The European Commission explains that it became clear during the Solvency I process that a more fundamental and wider ranging review of the overall financial position of an insurance undertaking was required, looking at the overall financial position of an insurance undertaking and taking into account current developments in insurance, risk management, finance techniques, international financial reporting and prudential standards, etc. This project became known as Solvency II.
During 2004 and 2005, the Commission issued three waves of Calls for Advice to the Committee of European Insurance & Occupational Pensions Supervisors (CEIOPS) regarding different aspects of the new solvency system.
Referred to as the level 3 committee for the insurance and occupational pensions sectors. CEIOPS is composed of representatives from the insurance and occupational pensions supervisory authorities of the European Union Member States. The authorities of the Member States of the European Economic Area also participate in CEIOPS.
CEIOPS has the role of advising the Commission on matters in insurance regulation (including implementing measures for the Solvency II Directive), contributing to the implementation of directives and facilitating co-operation between supervisors.
The Commission set out some policy guidelines and principles to guide CEIOPS in its consultation task in a document called the “Framework for Consultation”, which was published in July 2004. Following extensive internal discussions, interaction with many key stakeholders and subsequent public consultations, CEIOPS sent its final answers to the three waves for Calls for Advice on 30 June 2005, 1 November 2005 and 3 May 2006 respectively.
Following completion of the consultation process, the Commission adopted the Solvency II Proposal in July 2007. This was subsequently amended in February 2008.

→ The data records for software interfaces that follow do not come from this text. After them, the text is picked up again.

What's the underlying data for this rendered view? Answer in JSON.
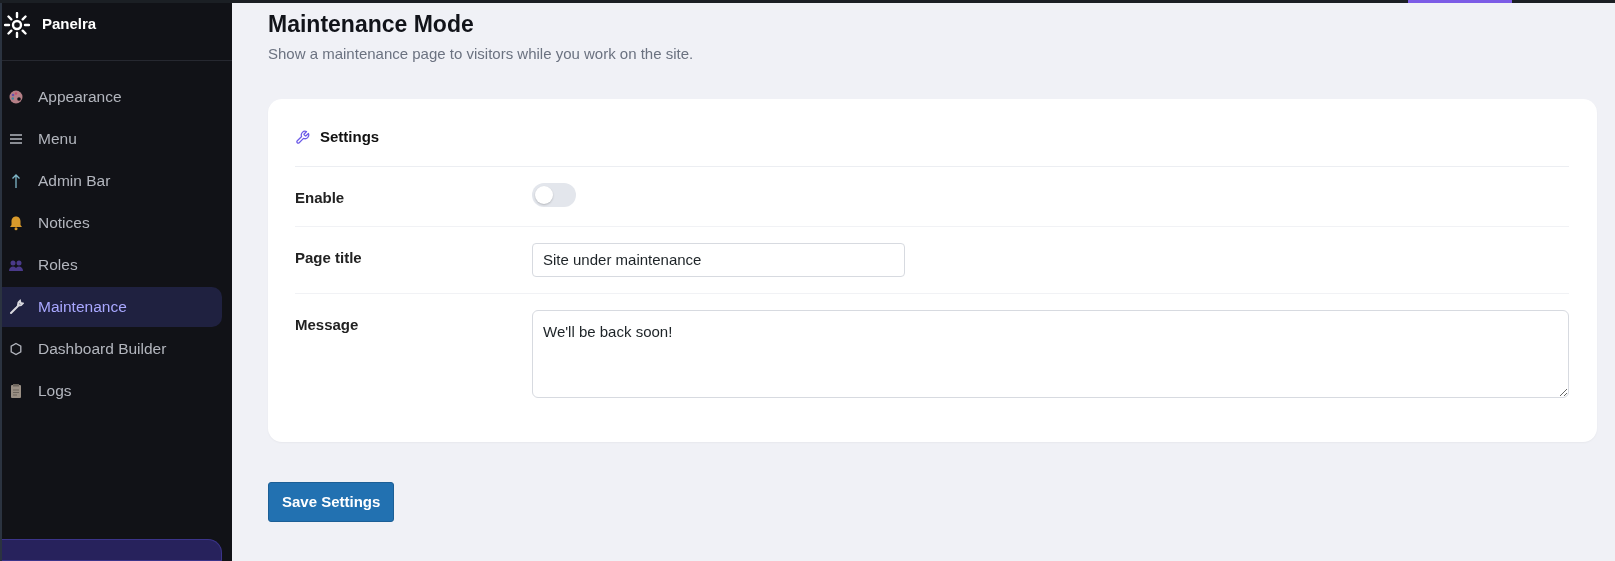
{
  "brand": {
    "name": "Panelra"
  },
  "sidebar": {
    "items": [
      {
        "label": "Appearance",
        "selected": false
      },
      {
        "label": "Menu",
        "selected": false
      },
      {
        "label": "Admin Bar",
        "selected": false
      },
      {
        "label": "Notices",
        "selected": false
      },
      {
        "label": "Roles",
        "selected": false
      },
      {
        "label": "Maintenance",
        "selected": true
      },
      {
        "label": "Dashboard Builder",
        "selected": false
      },
      {
        "label": "Logs",
        "selected": false
      }
    ]
  },
  "page": {
    "title": "Maintenance Mode",
    "subtitle": "Show a maintenance page to visitors while you work on the site."
  },
  "card": {
    "title": "Settings",
    "fields": [
      {
        "kind": "toggle",
        "label": "Enable",
        "on": false
      },
      {
        "kind": "text",
        "label": "Page title",
        "value": "Site under maintenance"
      },
      {
        "kind": "textarea",
        "label": "Message",
        "value": "We'll be back soon!"
      }
    ]
  },
  "save_button": "Save Settings"
}
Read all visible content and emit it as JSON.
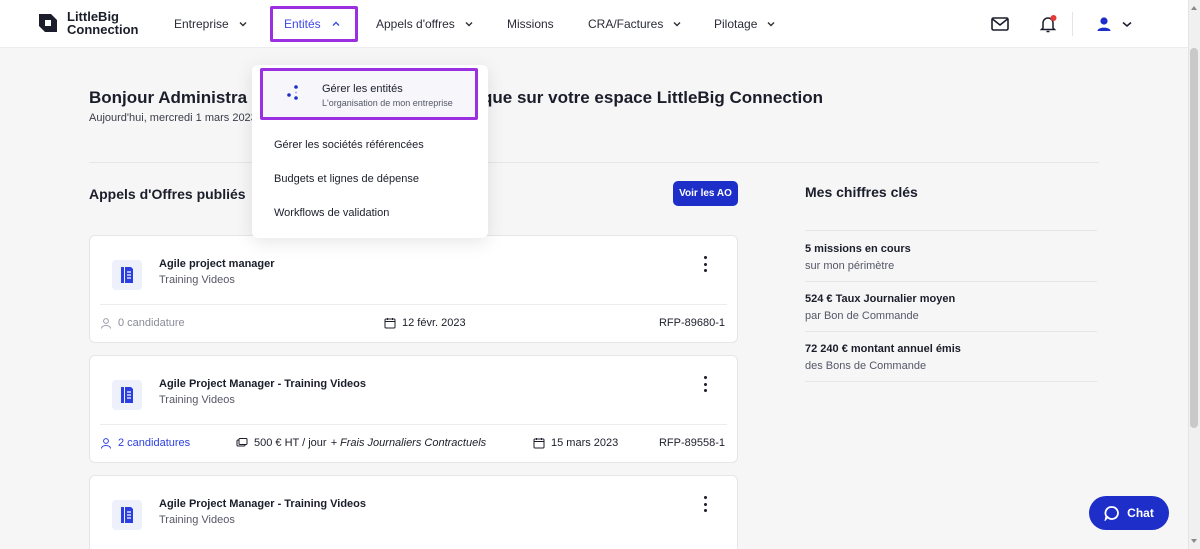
{
  "app": {
    "logo_line1": "LittleBig",
    "logo_line2": "Connection"
  },
  "nav": {
    "entreprise": "Entreprise",
    "entites": "Entités",
    "appels": "Appels d'offres",
    "missions": "Missions",
    "cra": "CRA/Factures",
    "pilotage": "Pilotage"
  },
  "header": {
    "greeting_start": "Bonjour Administra",
    "greeting_end": "que sur votre espace LittleBig Connection",
    "date": "Aujourd'hui, mercredi 1 mars 2023"
  },
  "dropdown": {
    "highlight_title": "Gérer les entités",
    "highlight_sub": "L'organisation de mon entreprise",
    "item1": "Gérer les sociétés référencées",
    "item2": "Budgets et lignes de dépense",
    "item3": "Workflows de validation"
  },
  "ao_section": {
    "title": "Appels d'Offres publiés",
    "button": "Voir les AO"
  },
  "cards": [
    {
      "title": "Agile project manager",
      "subtitle": "Training Videos",
      "candidates": "0 candidature",
      "date": "12 févr. 2023",
      "ref": "RFP-89680-1"
    },
    {
      "title": "Agile Project Manager - Training Videos",
      "subtitle": "Training Videos",
      "candidates": "2 candidatures",
      "rate": "500 € HT / jour",
      "rate_extra": "+ Frais Journaliers Contractuels",
      "date": "15 mars 2023",
      "ref": "RFP-89558-1"
    },
    {
      "title": "Agile Project Manager - Training Videos",
      "subtitle": "Training Videos"
    }
  ],
  "kpis": {
    "title": "Mes chiffres clés",
    "items": [
      {
        "value": "5 missions en cours",
        "label": "sur mon périmètre"
      },
      {
        "value": "524 € Taux Journalier moyen",
        "label": "par Bon de Commande"
      },
      {
        "value": "72 240 € montant annuel émis",
        "label": "des Bons de Commande"
      }
    ]
  },
  "chat": {
    "label": "Chat"
  },
  "colors": {
    "brand_blue": "#1d2ec9",
    "highlight_purple": "#9b30e0",
    "notification_red": "#e53935"
  }
}
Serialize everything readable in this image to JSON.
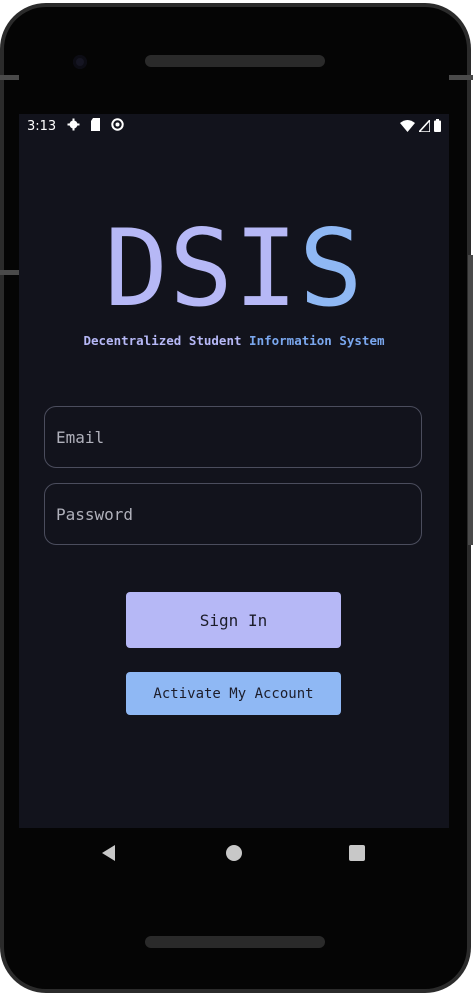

Speaking at an industry briefing on 27 February 2012, Julian Adams, Director of Insurance at the UK’s Financial Services Authority (FSA), referred to “a backdrop of ongoing uncertainty about Solvency II, both in the substance of the policy and the timescales for its implementation”. He continued by saying:
“The industry’s frustration with the on-going lack of clarity is fully understandable. We appreciate that the lack of resolution of important issues – both in relation to what the new regime is going to look like, and in particular about when it is likely to commence and what the effect of transitionals will be – is disruptive to the implementation plans that the industry has spent a lot of time and effort putting into place.
“Nevertheless, it remains our assumption that the new regime will apply to firms from January 2014, and we have developed a plan which reflects this. Clearly, it is possible that this will change in the future, but for the time being we remain of the view that we must plan for a 2014 implementation.”